A Premium package ($3,200) for the 3.0i includes a fully automatic top, automatic climate control, Bluetooth wireless cell phone link, eight-way power driver's seat with memory, auto-dimming rearview and outside mirrors, trip computer, BMW Assist, and interior storage nets. Leather upholstery ($1150) is also available. A Sport package available for 3.0i ($1000), 3.0si coupe ($1300) and 3.0si roadster ($1200) models includes sport suspension and BMW's Dynamic Driving Control, which has a Sport button that, when pressed, quickens throttle response, reduces power steering assist, and adds sport programming to the available automatic transmission.

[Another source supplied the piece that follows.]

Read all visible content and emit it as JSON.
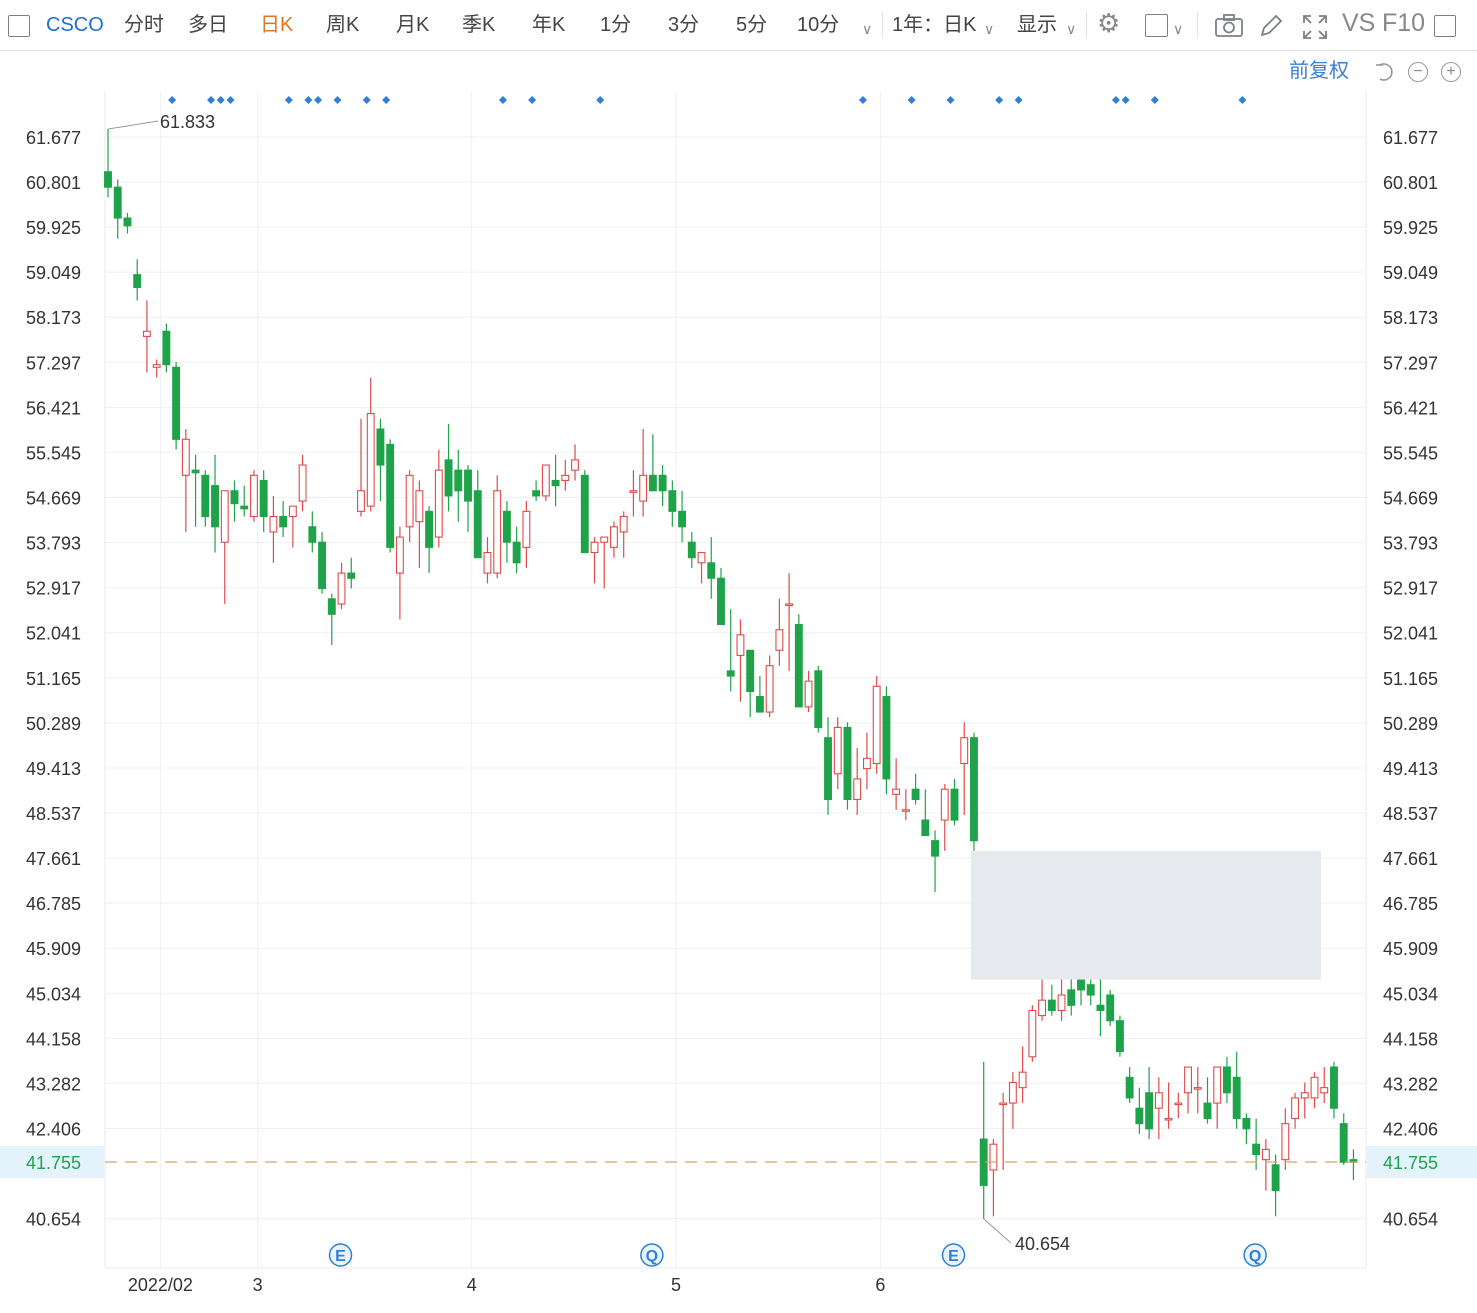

It also includes 225/45R17 front and 245/40R17 rear run-flat tires for 3.0i models and 225/40R18 front and 255/35R18 rear tires for 3.0si models.
Stand-alone options include the eight-way power seats ($995), M sport seats ($500), heated seats ($500), power convertible top ($750), fog lights ($260), xenon headlights ($700), navigation system ($1,800), BMW Assist ($750), and the THX sound system ($875).
Safety features include dual front airbags, front side-impact airbags, front knee airbags, LATCH-style child safety seat anchors on the passenger seat, ABS, brake fade compensation, brake standby, brake drying, EBD, traction control, antiskid control, tire-pressure monitor, and a hill-holder feature that prevents the car from rolling backward at a stop. Roadsters have two rollbars mounted behind the seats.
- Jeremy Clarkson picks 10 Terrible Cars
- Mercedes-AMG GT goes topless for 2017
- Car Questions: Autoblog's new Q&A platform
- Emissions will kill us before we run out of oil
- How to go autonomous for under a grand
- Ride along with us in the new AutoblogVR app!
Research another vehicle
- Alfa Romeo
- Aston Martin
- Land Rover